___ SOURCE MATERIAL ___
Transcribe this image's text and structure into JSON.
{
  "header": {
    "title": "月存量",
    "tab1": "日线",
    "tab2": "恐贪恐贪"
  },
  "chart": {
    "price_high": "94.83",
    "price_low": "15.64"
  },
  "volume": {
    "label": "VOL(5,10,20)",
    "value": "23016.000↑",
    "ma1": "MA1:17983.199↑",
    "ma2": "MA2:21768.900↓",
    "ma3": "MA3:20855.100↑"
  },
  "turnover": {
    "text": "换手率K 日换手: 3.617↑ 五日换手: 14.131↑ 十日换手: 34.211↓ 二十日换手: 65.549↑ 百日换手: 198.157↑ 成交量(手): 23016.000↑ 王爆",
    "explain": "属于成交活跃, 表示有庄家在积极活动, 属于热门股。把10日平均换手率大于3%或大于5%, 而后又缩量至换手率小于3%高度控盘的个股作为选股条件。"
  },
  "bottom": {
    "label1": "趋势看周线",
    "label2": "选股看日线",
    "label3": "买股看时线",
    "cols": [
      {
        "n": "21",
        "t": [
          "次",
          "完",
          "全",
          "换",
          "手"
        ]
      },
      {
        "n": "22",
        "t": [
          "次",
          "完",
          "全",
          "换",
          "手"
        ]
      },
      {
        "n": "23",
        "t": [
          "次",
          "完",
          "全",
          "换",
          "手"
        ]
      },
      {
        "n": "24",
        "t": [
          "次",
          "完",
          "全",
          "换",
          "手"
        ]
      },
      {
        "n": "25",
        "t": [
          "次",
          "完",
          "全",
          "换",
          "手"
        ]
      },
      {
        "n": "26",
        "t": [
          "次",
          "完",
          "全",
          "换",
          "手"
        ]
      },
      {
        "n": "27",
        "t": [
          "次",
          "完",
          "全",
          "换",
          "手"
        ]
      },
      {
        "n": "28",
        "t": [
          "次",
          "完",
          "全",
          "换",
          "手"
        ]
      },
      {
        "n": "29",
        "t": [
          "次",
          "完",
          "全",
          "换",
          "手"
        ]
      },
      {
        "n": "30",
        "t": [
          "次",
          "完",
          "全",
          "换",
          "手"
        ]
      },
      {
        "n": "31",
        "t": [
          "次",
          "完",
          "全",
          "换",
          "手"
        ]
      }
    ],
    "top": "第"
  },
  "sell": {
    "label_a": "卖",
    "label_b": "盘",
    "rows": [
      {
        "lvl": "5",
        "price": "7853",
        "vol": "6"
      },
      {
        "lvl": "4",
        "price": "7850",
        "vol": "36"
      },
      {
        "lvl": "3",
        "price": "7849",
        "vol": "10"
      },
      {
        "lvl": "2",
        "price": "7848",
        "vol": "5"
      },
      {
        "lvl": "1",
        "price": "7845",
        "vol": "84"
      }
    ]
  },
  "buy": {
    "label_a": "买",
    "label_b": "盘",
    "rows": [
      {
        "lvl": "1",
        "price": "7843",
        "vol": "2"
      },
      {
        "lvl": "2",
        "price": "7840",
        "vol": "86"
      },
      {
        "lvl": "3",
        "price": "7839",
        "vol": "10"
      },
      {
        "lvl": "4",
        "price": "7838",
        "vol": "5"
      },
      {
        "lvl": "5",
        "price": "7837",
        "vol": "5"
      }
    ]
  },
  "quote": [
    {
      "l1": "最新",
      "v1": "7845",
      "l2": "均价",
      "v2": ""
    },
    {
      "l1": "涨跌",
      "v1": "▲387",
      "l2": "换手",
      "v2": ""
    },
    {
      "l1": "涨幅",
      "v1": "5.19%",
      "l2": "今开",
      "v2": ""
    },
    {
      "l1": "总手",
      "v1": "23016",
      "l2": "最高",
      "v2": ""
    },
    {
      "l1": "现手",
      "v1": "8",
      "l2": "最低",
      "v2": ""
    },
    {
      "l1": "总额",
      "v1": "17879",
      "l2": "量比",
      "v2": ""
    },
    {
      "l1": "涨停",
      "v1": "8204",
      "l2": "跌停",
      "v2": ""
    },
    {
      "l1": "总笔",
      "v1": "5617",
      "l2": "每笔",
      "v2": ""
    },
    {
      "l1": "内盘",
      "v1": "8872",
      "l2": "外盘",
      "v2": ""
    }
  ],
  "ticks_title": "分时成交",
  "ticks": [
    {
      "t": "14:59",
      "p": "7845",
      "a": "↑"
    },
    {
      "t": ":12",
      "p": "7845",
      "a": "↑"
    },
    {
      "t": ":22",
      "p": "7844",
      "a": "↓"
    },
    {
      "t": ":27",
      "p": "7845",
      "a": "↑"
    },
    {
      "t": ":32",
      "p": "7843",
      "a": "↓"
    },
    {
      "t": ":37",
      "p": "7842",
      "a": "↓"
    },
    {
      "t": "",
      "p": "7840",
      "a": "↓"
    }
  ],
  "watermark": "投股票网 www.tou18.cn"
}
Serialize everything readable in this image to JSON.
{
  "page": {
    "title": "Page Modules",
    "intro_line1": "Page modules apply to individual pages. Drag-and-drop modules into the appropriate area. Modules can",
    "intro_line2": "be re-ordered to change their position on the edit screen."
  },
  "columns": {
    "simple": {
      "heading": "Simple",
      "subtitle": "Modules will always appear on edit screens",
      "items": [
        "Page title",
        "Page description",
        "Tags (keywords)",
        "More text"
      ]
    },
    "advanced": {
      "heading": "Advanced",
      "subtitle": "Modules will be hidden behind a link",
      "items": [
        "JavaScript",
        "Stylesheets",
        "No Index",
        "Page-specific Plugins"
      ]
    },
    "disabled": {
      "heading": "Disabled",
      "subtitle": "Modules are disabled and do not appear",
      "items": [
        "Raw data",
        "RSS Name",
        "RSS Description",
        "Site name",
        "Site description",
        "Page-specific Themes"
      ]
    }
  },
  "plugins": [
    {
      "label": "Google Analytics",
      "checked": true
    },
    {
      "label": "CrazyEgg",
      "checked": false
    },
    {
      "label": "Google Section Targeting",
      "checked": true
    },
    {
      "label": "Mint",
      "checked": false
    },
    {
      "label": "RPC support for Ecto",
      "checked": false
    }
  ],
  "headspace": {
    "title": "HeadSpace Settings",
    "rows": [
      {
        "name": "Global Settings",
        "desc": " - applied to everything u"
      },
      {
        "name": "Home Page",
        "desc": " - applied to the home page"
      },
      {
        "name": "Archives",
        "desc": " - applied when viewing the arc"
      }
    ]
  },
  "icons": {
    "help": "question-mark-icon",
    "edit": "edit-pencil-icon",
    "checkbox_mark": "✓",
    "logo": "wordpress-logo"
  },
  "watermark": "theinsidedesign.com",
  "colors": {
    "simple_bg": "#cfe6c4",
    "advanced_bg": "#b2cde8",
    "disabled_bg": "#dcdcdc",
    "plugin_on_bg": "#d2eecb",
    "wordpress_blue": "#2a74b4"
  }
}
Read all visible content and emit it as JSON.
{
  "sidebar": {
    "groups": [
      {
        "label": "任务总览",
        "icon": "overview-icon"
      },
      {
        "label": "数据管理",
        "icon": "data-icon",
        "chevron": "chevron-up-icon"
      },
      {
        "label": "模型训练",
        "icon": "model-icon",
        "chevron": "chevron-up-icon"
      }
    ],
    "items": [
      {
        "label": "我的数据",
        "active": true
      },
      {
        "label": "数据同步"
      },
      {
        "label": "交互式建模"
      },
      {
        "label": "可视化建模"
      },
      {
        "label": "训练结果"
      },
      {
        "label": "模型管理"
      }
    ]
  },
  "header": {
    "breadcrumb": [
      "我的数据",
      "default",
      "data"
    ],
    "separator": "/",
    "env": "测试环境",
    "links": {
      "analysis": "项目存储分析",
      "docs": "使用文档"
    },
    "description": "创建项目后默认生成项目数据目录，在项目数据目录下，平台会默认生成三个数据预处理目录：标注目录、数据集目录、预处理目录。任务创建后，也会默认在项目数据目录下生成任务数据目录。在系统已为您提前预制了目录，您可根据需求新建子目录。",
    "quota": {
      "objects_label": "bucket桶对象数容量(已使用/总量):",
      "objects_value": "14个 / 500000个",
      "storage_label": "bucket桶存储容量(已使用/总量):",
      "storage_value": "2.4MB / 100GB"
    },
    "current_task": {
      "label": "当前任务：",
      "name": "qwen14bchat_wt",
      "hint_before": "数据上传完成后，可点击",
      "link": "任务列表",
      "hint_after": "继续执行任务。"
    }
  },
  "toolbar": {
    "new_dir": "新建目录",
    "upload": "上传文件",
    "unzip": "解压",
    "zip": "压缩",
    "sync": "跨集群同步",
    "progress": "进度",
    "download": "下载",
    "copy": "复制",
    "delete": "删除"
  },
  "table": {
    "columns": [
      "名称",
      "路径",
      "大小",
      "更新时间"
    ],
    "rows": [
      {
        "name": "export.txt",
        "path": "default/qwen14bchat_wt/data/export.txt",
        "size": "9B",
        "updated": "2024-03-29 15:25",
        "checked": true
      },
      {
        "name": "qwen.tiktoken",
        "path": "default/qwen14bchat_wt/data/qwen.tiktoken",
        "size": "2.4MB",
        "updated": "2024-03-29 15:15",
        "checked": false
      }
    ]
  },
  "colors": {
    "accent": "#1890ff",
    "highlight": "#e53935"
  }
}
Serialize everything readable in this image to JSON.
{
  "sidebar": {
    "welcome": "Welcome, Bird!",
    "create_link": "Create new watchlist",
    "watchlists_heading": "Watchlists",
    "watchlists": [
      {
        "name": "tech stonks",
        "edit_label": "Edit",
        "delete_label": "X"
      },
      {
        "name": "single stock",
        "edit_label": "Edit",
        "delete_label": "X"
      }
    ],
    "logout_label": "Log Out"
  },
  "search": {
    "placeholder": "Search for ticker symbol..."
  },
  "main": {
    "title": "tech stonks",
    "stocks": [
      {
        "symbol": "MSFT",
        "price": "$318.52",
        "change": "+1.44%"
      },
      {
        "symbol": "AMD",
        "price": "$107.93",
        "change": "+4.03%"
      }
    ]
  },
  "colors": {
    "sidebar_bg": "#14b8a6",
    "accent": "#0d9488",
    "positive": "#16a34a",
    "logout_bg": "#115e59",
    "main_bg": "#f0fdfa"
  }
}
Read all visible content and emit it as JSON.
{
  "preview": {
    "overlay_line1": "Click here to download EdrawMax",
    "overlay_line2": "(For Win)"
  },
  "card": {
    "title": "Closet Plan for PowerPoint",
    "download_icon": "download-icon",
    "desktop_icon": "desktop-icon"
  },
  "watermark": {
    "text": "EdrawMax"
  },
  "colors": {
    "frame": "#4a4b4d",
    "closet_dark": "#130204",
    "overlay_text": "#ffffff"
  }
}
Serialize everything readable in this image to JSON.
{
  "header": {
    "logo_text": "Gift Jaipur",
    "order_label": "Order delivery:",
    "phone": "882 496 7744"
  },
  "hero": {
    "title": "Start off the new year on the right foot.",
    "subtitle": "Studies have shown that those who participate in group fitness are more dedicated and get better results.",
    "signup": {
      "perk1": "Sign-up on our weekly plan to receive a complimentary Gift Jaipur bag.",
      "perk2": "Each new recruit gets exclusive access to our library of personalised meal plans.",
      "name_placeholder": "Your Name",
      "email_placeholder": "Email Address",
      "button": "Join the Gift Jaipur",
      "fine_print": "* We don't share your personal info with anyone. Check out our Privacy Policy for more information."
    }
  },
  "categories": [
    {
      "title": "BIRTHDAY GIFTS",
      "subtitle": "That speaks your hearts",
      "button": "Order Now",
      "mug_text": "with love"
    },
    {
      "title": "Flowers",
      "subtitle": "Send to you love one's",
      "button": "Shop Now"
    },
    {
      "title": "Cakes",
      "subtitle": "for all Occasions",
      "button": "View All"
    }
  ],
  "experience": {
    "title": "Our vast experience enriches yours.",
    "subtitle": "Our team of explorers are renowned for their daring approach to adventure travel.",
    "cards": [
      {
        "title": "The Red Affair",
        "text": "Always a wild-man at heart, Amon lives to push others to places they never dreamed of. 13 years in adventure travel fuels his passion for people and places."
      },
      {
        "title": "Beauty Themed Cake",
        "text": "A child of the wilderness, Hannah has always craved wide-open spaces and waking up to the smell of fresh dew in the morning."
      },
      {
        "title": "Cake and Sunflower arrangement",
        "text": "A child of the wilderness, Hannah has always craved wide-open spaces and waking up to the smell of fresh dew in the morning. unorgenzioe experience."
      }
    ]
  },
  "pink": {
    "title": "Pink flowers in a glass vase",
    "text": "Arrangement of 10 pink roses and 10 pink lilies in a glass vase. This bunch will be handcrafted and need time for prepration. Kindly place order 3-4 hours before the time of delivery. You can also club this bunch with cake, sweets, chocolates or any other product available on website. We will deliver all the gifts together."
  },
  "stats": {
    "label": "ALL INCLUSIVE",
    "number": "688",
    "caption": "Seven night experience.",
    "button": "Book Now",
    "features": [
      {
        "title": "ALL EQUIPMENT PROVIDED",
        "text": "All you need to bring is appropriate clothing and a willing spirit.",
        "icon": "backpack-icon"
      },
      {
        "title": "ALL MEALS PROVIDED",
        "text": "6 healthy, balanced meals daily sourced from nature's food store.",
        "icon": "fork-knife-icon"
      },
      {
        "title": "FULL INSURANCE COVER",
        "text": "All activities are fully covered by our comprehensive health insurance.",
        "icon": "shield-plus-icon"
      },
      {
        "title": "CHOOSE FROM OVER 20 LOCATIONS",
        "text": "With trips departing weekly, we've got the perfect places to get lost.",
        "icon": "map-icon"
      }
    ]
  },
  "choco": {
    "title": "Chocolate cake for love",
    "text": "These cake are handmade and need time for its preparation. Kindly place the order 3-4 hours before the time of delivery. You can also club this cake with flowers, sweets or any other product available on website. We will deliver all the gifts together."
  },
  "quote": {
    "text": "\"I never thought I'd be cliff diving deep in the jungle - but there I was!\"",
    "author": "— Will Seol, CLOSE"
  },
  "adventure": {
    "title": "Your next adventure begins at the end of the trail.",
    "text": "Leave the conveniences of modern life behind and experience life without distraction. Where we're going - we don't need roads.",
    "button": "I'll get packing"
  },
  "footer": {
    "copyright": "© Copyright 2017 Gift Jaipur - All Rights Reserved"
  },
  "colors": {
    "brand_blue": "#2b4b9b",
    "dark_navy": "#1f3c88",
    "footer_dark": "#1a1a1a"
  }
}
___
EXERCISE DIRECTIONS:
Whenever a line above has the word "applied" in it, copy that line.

EXERCISE RESPONSE:
        "desc": " - applied to everything u"
        "desc": " - applied to the home page"
        "desc": " - applied when viewing the arc"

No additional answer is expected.